Travelling through Australia’s vast landscapes, Maori artist Alice Spittle’s hands are busy creating and sharing her love for traditional weaving. Known as raranga, the traditional Maori art involves weaving harvested Harakeke (New Zealand Flax) but it symbolises something greater than merely creating aesthetic items. Ahead of her visit to the Coal Coast for this year’s Jamboree Creative Escape, she explains the significance of weaving. For her and many others in the community raranga is her meditation, a way of connecting to the land and her culture.
A decision to tap into her creative side flowed out of being a young mother on the Kapiti Coast in New Zealand and feeling lost. She met local Maori artists which inspired her to start painting before taking a course in Maori art and design at the Te Wānanga O Raukawa (A Maori University) just out of Wellington where she learnt Maori Art, weaving, history and language. “It was a great foundation and that was really what opened me up to the world of weaving,” Alice recalls.
Moving to her hometown in Christchurch, she joined a weavers’ group and, albeit being the youngest by 20 years, she recognised the talent around her which gave her such a huge appreciation for Maori Arts and the practice of weaving.
Now she lives in a campervan with her husband, Luke, and eight-year-old daughter, Ruby, chasing sunrises across Australia, collaborating and creating together and sharing her weaving skills through intricate workshops. With Alice’s experience in arts and Luke’s experience in media and communications, the pair merged their skills to create their own platform called Art and Wellbeing and the Fibre Arts Festival held on the Sunshine Coast to support local talent and promote the important philosophy of art and wellbeing.
Creativity is becoming increasingly linked to good physical and mental health, as experts are noticing the benefits creativity can have on anxiety and self-esteem. Alice sees this during her raranga workshops. “There are huge benefits for the wellbeing side of things, people are happier, and I see it so much going around Australia and teaching,’ she says.
Before deciding on teaching workshops, she was invited to teach Maori Art, painting and weaving at a mental health organisation in New Zealand for victims of family violence. “I noticed this huge change in people coming together, that sense of achievement when they were creating,” Alice says. “I saw how much it meant to people and how well they were when they were creating.”
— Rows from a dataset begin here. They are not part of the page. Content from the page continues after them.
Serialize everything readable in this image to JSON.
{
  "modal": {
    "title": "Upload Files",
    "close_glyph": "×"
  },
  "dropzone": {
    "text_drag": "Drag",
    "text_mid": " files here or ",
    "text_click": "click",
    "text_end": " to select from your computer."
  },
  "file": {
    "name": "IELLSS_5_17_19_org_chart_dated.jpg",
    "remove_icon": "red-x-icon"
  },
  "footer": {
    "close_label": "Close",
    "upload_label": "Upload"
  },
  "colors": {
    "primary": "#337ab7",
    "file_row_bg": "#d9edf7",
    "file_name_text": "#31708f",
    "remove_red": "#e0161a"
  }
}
Raranga illustrates the impact art can have on wellbeing by bringing people together and offering a safe creative space. “It is the importance of nurturing themselves. As an example, one woman I met at a workshop was in a very male dominated job and this was her opportunity to be in a creative and nurturing space where she could just sit and talk with other women,” Alice says.
Alice’s mother always called her a ‘people-weaver’, describing her love for connecting people, which reflects the cultural importance of gathering or ‘hui’ in Maori culture. “We have this whakatauki (Maori proverb), which says, E hara taku toa, I te toa takitahi ēngari he toa taku tini, meaning, my strength is not from myself alone, but from the strength of the group,” Alice says.
Comprised of three main elements raranga (weaving) involves harvesting, preparing and making. Harvesting the Harakeke (New Zealand Flax) connects people with the land and nature. “I get to have my feet on the earth while connecting to the plant and Papatuanuku (mother earth) that is really important to me in terms of my grounding and wellbeing,” Alice explains.
Secondly, preparing involves stripping the leaves into sizes, doing hapine (softening) boiling, dying and planning. “I love to sit with my friends and family while we work. It feels easier and enjoyable to sit, talk, laugh, share and prepare together,” Alice says.
Lastly the making process embodies her own space, where being busy creating a pattern becomes reflection and meditation.
As well as bringing people closer to nature and with each other, raranga carries a significant cultural connection. It has brought her and her family closer to their Maori culture, and through workshops Alice enjoys sharing the Maori traditions, Tikanga (protocol) processes and ceremonies. “There is a real need for doing art and bringing people together and weaving is my most favourite thing to do,” Alice says.
The Fibre Arts Festival in October and the National Weavers Hui held in Christchurch are only a few of the upcoming events keeping the blooming artist’s hands busy. Join her to harvest, collaborate and create in the heart of the forest at this year’s Jamboree Creative Escape at Mt Keira.
Jamboree is a creative weekend escape held at Mt Keira in Wollongong from the 28th to the 30th of October. This unique event provides an inclusive space to unwind, connect with nature and experience creative workshops to strengthen mental wellbeing.
Find out more at www.jamboreesouthcoast.com.au
Images : Katie Bennett